An exact copy of the listing is what the response must contain.

* **DATASET RECORDS**
::::::::

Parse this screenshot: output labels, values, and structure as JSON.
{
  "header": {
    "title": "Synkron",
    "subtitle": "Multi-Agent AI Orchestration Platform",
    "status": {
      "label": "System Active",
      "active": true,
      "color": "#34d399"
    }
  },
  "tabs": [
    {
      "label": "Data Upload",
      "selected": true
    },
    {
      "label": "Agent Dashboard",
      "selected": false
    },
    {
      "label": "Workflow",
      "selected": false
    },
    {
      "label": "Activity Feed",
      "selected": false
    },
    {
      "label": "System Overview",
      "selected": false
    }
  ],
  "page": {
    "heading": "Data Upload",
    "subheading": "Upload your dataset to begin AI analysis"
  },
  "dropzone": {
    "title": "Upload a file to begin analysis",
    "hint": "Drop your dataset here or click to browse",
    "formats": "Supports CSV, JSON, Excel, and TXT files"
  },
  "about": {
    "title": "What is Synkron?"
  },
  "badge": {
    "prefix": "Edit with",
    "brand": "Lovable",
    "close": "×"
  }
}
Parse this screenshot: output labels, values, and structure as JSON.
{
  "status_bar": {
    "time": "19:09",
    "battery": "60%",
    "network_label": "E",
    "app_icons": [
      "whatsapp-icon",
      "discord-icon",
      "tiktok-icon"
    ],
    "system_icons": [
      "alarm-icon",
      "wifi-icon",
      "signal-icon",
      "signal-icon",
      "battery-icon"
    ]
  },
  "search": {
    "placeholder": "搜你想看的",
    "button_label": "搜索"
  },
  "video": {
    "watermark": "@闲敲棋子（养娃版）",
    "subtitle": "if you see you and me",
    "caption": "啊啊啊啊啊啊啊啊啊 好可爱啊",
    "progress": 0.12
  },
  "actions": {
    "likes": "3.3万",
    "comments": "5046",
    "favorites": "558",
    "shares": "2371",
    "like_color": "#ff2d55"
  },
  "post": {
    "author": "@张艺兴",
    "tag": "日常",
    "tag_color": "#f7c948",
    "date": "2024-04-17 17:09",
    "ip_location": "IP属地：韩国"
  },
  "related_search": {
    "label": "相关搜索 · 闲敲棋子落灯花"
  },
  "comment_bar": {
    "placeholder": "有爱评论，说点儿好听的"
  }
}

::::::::

* **RESPONSE TO THIS EXERCISE**
Parse this screenshot: output labels, values, and structure as JSON.
{
  "header": {
    "title": "Synkron",
    "subtitle": "Multi-Agent AI Orchestration Platform",
    "status": {
      "label": "System Active",
      "active": true,
      "color": "#34d399"
    }
  },
  "tabs": [
    {
      "label": "Data Upload",
      "selected": true
    },
    {
      "label": "Agent Dashboard",
      "selected": false
    },
    {
      "label": "Workflow",
      "selected": false
    },
    {
      "label": "Activity Feed",
      "selected": false
    },
    {
      "label": "System Overview",
      "selected": false
    }
  ],
  "page": {
    "heading": "Data Upload",
    "subheading": "Upload your dataset to begin AI analysis"
  },
  "dropzone": {
    "title": "Upload a file to begin analysis",
    "hint": "Drop your dataset here or click to browse",
    "formats": "Supports CSV, JSON, Excel, and TXT files"
  },
  "about": {
    "title": "What is Synkron?"
  },
  "badge": {
    "prefix": "Edit with",
    "brand": "Lovable",
    "close": "×"
  }
}
Parse this screenshot: output labels, values, and structure as JSON.
{
  "status_bar": {
    "time": "19:09",
    "battery": "60%",
    "network_label": "E",
    "app_icons": [
      "whatsapp-icon",
      "discord-icon",
      "tiktok-icon"
    ],
    "system_icons": [
      "alarm-icon",
      "wifi-icon",
      "signal-icon",
      "signal-icon",
      "battery-icon"
    ]
  },
  "search": {
    "placeholder": "搜你想看的",
    "button_label": "搜索"
  },
  "video": {
    "watermark": "@闲敲棋子（养娃版）",
    "subtitle": "if you see you and me",
    "caption": "啊啊啊啊啊啊啊啊啊 好可爱啊",
    "progress": 0.12
  },
  "actions": {
    "likes": "3.3万",
    "comments": "5046",
    "favorites": "558",
    "shares": "2371",
    "like_color": "#ff2d55"
  },
  "post": {
    "author": "@张艺兴",
    "tag": "日常",
    "tag_color": "#f7c948",
    "date": "2024-04-17 17:09",
    "ip_location": "IP属地：韩国"
  },
  "related_search": {
    "label": "相关搜索 · 闲敲棋子落灯花"
  },
  "comment_bar": {
    "placeholder": "有爱评论，说点儿好听的"
  }
}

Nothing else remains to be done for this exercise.